Cryptocurrency is fast maturing as an alternative digital asset class, and it’s no surprise that - as part of this maturation process - there is more urgency for better risk management.
Today, the crypto market is mostly self-regulated and has automated governance with limited or no regulatory structure. This serves up Pandora’s box of legal dilemmas for both the policymakers and corporate risk managers alike.
Without regulatory guidance, crypto companies define their own risk thresholds, which include, according to Simon Douyer, the COO of cryptocurrency trading service firm SheeldMarket:
direct risks - determining if a crypto transaction is connected to addresses under sanctions or derived from illegal activities;
indirect risks - assessing what risks can derive from business clients.
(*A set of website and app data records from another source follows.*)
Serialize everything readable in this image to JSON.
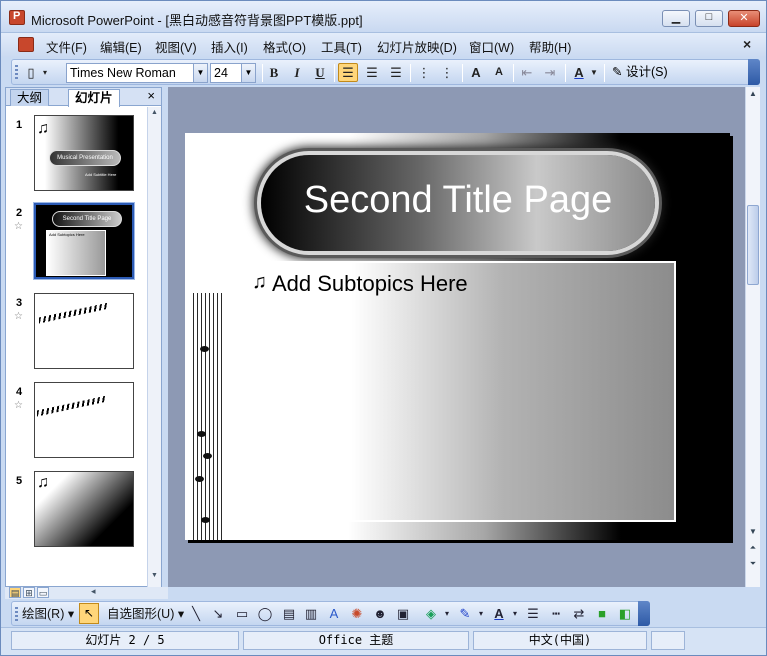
{
  "window": {
    "title": "Microsoft PowerPoint - [黑白动感音符背景图PPT模版.ppt]"
  },
  "menu": {
    "items": [
      "文件(F)",
      "编辑(E)",
      "视图(V)",
      "插入(I)",
      "格式(O)",
      "工具(T)",
      "幻灯片放映(D)",
      "窗口(W)",
      "帮助(H)"
    ],
    "close_glyph": "×"
  },
  "toolbar": {
    "font_name": "Times New Roman",
    "font_size": "24",
    "design_label": "设计(S)",
    "icons": [
      "bold-icon",
      "italic-icon",
      "underline-icon",
      "align-left-icon",
      "align-center-icon",
      "align-right-icon",
      "numbering-icon",
      "bullets-icon",
      "increase-font-icon",
      "decrease-font-icon",
      "promote-icon",
      "demote-icon",
      "font-color-icon",
      "design-icon"
    ]
  },
  "left_pane": {
    "tab_outline": "大纲",
    "tab_slides": "幻灯片",
    "close_glyph": "×",
    "thumbnails": [
      {
        "num": "1",
        "label": "Musical Presentation",
        "sub": "Add Subtitle Here",
        "has_star": false
      },
      {
        "num": "2",
        "label": "Second Title Page",
        "sub": "Add Subtopics Here",
        "has_star": true
      },
      {
        "num": "3",
        "has_star": true
      },
      {
        "num": "4",
        "has_star": true
      },
      {
        "num": "5",
        "has_star": false
      }
    ],
    "selected_index": 2
  },
  "slide": {
    "title": "Second Title Page",
    "bullet_glyph": "♫",
    "body": "Add Subtopics Here"
  },
  "drawbar": {
    "draw_label": "绘图(R)",
    "autoshape_label": "自选图形(U)"
  },
  "status": {
    "slide_pos": "幻灯片 2 / 5",
    "theme": "Office 主题",
    "language": "中文(中国)"
  },
  "colors": {
    "chrome": "#c9daf2",
    "canvas": "#8d99b4",
    "selection": "#2c5bb5",
    "highlight": "#ffd67a"
  }
}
Unfortunately, due to the unprecedented complexity and the ever-changing nature of crypto, setting clear rules - particularly for cross-border transactions - will take some time. This leaves the industry testing its limits and potential for the time being, as traditional financial instruments don’t apply.
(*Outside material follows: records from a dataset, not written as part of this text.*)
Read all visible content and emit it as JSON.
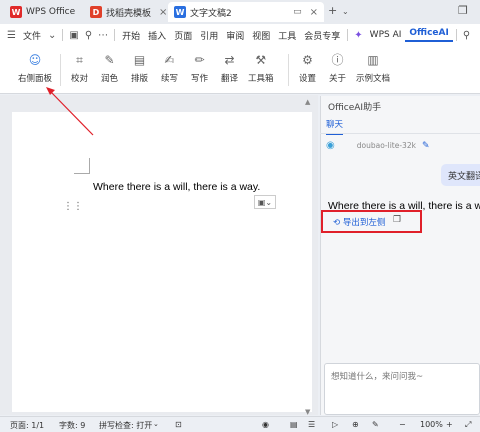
{
  "titlebar": {
    "tabs": [
      {
        "label": "WPS Office",
        "icon": "wps-logo-icon",
        "icon_color": "#e02a2a",
        "active": false
      },
      {
        "label": "找稻壳模板",
        "icon": "daoke-icon",
        "icon_color": "#e0402a",
        "active": false
      },
      {
        "label": "文字文稿2",
        "icon": "writer-doc-icon",
        "icon_color": "#2a6fe0",
        "active": true
      }
    ],
    "new_tab": "+"
  },
  "menubar": {
    "file_label": "文件",
    "items": [
      "开始",
      "插入",
      "页面",
      "引用",
      "审阅",
      "视图",
      "工具",
      "会员专享"
    ],
    "wps_ai": "WPS AI",
    "officeai": "OfficeAI"
  },
  "ribbon": {
    "buttons": [
      {
        "label": "右侧面板",
        "icon": "robot-icon"
      },
      {
        "label": "校对",
        "icon": "proofread-icon"
      },
      {
        "label": "润色",
        "icon": "polish-icon"
      },
      {
        "label": "排版",
        "icon": "layout-icon"
      },
      {
        "label": "续写",
        "icon": "continue-write-icon"
      },
      {
        "label": "写作",
        "icon": "write-icon"
      },
      {
        "label": "翻译",
        "icon": "translate-icon"
      },
      {
        "label": "工具箱",
        "icon": "toolbox-icon"
      },
      {
        "label": "设置",
        "icon": "settings-icon"
      },
      {
        "label": "关于",
        "icon": "info-icon"
      },
      {
        "label": "示例文档",
        "icon": "sample-doc-icon"
      }
    ]
  },
  "document": {
    "text": "Where there is a will, there is a way."
  },
  "panel": {
    "title": "OfficeAI助手",
    "tab": "聊天",
    "model": "doubao-lite-32k",
    "user_message": "英文翻译",
    "response": "Where there is a will, there is a way.",
    "export_label": "导出到左侧",
    "input_placeholder": "想知道什么，来问问我~"
  },
  "statusbar": {
    "page": "页面: 1/1",
    "words": "字数: 9",
    "spellcheck": "拼写检查: 打开",
    "zoom": "100%"
  },
  "colors": {
    "accent": "#1f5fd6",
    "annotation_red": "#e0202a"
  }
}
On the other hand, just because there is no international consensus on how to regulate cryptocurrencies does not mean that organizations will not get fined or penalized for improper conduct.
(80%) 16 actions alleged an unregistered securities offering violation under Sections 5(a) and 5(c) of the Securities Act;
(65%) 13 actions alleged fraud under Section 17(a) of the Securities Act and/or Section 10(b) and Rule 10b-5 of the Exchange Act;
(55%) 11 contained both allegations.
When unregulated, the way that crypto companies determine and manage their risk thresholds becomes a form of business strategy. While risk is opportunity, it is necessary to identify and avoid destructive risk in operations.
Transacting in different cryptocurrency markets brings complex legal and compliance hazards
There are over 18,000 cryptocurrencies in existence as of March 2022. And all of them are different in terms of their security, programmability, and governance characteristics - hence, they’re not interchangeable. Moreover, there is no consistency in government standards globally in what concerns cryptocurrencies. And whatever standards there are, they only apply to the jurisdiction that issues them, creating siloed legal guidelines.
In the US alone, crypto companies have to deal with both federal and state regulators who often compete against each other, says Hailey Lennon, a regulatory compliance specialist at Anderson Kill PC law firm. Hence it is crucial for risk and compliance managers to ensure that their crypto law library is comprehensive for all jurisdictions they operate in and properly updated in a timely fashion.
Cyber risks necessitate a solid AML program for crypto exchanges and custodian solutions
With an array of independent storage and security solutions, ranging from specialized financial institutions to digital wallets and hardware to exchanges that are intended to protect investors’ interests, mitigating fraud and hacker risks is key.
Institutional custodial solutions for cryptocurrencies are both legally and technologically complicated because the encryptions that systems use to track and verify transactions cryptographically are easily and publicly accessible.
This makes the custodial solutions highly vulnerable to malware and hackers, forcing a need for security measures that manage and control how custodial systems can access, use, and verify these keys.
In July 2021, major crypto thefts, hacks, and frauds totaled $681 million, because cheaper, faster international transactions also make the crypto sector a fertile ground for criminal activity, such as money laundering and terrorist funding.
To help cryptocurrency exchanges and custodian services avoid money laundering (as well as the risks inherently posed to consumers, investors, and businesses), regulatory bodies are putting anti-money laundering (AML) legislation in place that must include a solid know-your-customer (KYC) protocol.
Both AMLD 5 and AMLD 6 in Europe and FinCEN’s Final Rule in the US make it clear that virtual currencies and the exchanges on which they’re traded are subject to anti-money laundering legislation.
As a risk and compliance manager, consider these five pillars for your AML compliance program:
Internal controls to assure ongoing compliance;
Independent testing of the AML program;
Designated person responsible for monitoring the program;
Audit or risk-based procedures to conduct ongoing due diligence.
As the consumer demand grows, the need for legal guardrails is heightened
The good news is that the crypto-asset market is maturing fast, with more institutional involvement over the last year from both investors and service providers. There is more willingness from banks and other financial institutions to undertake activities in and gain exposure to cryptocurrencies, which is a sign of evolution for otherwise risk-averse organizations. (After all, it’s forecasted to become a 3 million dollar industry.)President Biden’s Executive Order on digital assets from March 9, 2022, was, in part, the result of under-regulation of the industry that has been growing rapidly in the past years. Now, digital assets are making headlines every day, and consumers want more information on how to acquire them. Consequently, properly-designed risk and compliance programs are crucial for those services and solution providers who handle cryptocurrencies.
Risk and regulatory compliance managers need to ensure they have the necessary risk profile, risk assessment, anti-money laundering program, and a robust regulatory change management solution in place to keep up with the updates of all important regulations globally that are forthcoming for the crypto market.